Excerpts from an interface dataset:
- - - -

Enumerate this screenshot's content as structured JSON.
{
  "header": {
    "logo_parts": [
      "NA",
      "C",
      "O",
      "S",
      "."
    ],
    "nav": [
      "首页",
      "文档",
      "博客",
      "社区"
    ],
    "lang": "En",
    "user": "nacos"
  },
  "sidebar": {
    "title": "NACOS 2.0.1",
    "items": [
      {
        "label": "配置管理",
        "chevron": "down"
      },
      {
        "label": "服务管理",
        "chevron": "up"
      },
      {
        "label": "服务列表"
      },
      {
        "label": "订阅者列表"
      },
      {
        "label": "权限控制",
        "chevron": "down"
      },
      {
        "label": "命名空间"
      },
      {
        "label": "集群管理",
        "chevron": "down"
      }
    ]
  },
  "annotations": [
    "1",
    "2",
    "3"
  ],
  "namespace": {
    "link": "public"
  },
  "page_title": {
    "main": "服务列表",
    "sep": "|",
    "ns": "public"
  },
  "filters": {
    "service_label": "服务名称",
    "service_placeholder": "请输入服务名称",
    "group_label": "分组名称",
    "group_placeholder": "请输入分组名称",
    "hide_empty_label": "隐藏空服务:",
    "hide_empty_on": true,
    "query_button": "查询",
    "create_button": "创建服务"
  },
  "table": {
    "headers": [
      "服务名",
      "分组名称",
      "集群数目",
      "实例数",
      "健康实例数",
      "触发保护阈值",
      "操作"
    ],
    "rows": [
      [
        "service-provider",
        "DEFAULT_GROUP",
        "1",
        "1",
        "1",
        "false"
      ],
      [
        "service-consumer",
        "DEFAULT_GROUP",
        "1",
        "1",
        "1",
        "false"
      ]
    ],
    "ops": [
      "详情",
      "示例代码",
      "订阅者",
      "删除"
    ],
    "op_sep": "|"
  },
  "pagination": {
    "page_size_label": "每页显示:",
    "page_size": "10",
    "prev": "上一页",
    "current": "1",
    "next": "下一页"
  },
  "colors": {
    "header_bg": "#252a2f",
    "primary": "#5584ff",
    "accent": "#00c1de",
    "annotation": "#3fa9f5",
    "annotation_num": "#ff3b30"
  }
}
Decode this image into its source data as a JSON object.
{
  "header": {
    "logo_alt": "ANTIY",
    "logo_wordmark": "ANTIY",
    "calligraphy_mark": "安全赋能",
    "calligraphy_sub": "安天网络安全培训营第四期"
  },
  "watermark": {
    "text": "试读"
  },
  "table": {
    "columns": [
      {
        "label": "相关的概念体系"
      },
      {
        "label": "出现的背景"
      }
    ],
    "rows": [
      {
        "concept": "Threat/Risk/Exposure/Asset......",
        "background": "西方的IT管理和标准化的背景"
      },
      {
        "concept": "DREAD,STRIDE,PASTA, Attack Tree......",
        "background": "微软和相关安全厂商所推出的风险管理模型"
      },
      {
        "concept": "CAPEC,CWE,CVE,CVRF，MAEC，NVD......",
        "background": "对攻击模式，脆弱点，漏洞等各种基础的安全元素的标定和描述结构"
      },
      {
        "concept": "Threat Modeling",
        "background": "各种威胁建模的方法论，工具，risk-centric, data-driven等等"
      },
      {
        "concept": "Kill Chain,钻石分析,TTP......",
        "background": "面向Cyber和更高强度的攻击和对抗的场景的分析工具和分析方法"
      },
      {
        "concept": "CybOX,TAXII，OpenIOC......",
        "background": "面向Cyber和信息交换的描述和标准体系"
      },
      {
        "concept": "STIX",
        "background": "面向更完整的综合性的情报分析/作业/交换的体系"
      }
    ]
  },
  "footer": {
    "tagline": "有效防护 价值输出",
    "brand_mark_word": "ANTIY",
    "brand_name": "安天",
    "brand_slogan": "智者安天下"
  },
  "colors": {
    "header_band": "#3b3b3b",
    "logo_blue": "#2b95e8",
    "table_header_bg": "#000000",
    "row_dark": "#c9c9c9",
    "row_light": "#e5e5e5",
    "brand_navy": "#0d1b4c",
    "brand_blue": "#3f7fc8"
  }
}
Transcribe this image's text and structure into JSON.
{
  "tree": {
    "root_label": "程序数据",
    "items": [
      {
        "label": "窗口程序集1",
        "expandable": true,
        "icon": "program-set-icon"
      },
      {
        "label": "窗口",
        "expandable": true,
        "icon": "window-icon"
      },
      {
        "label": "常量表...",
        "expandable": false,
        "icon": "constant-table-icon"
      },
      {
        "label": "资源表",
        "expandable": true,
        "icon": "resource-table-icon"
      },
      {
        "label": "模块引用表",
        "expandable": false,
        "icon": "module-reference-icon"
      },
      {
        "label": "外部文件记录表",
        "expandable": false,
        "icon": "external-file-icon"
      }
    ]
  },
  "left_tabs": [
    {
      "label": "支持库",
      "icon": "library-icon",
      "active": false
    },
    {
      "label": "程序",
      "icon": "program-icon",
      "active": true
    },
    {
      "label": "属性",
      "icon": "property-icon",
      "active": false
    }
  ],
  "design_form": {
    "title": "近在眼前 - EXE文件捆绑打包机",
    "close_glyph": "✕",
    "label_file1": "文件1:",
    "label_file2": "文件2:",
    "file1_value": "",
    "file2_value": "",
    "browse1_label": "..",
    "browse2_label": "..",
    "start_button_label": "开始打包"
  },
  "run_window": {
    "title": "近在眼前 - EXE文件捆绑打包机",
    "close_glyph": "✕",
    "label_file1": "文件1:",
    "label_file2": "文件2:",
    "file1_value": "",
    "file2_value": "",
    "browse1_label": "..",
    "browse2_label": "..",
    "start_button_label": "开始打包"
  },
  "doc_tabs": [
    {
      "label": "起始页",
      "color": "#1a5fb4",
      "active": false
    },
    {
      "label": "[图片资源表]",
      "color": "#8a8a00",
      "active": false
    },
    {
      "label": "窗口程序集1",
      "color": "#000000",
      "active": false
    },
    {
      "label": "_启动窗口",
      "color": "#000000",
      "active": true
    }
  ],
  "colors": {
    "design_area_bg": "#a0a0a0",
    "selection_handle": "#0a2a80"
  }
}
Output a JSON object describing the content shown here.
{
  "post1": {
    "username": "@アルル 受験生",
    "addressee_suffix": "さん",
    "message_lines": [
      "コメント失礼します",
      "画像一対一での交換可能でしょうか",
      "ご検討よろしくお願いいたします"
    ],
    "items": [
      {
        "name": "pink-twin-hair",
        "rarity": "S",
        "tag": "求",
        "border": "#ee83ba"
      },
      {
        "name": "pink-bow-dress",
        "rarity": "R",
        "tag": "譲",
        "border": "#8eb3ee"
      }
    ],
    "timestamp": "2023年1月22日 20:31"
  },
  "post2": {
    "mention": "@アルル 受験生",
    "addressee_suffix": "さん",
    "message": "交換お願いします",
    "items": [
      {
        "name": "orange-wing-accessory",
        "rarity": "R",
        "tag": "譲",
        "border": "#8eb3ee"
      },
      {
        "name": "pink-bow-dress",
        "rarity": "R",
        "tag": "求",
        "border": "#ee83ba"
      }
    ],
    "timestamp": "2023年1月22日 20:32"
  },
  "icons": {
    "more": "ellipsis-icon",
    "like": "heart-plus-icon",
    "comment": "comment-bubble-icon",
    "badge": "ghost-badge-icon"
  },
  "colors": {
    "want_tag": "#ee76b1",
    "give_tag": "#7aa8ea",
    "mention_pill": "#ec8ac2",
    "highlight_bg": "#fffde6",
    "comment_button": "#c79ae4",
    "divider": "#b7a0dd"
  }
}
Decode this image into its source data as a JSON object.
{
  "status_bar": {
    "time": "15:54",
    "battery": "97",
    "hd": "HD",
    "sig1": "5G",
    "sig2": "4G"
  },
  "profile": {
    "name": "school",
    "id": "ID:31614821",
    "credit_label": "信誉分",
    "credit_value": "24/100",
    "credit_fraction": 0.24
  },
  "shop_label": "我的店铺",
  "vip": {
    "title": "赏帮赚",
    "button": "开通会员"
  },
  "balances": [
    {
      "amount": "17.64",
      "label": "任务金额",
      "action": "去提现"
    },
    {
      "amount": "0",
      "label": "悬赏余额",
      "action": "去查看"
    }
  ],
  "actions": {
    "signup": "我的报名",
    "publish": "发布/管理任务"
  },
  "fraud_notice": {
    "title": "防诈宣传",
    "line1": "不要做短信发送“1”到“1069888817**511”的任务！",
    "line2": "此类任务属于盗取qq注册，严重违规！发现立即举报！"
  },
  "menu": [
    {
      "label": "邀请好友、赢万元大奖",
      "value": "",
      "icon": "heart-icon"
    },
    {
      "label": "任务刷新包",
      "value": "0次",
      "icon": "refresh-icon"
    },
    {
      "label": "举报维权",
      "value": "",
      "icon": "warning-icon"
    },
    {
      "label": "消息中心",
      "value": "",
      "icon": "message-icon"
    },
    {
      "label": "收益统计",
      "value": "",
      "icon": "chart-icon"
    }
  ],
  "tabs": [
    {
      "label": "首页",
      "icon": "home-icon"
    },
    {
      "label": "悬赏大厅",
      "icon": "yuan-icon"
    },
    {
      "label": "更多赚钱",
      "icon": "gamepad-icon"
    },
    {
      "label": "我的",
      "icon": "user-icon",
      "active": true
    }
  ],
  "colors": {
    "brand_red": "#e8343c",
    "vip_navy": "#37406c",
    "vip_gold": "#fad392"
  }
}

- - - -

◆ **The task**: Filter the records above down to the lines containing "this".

◆ **Problem solution**:
Enumerate this screenshot's content as structured JSON.
Decode this image into its source data as a JSON object.
Transcribe this image's text and structure into JSON.
Decode this image into its source data as a JSON object.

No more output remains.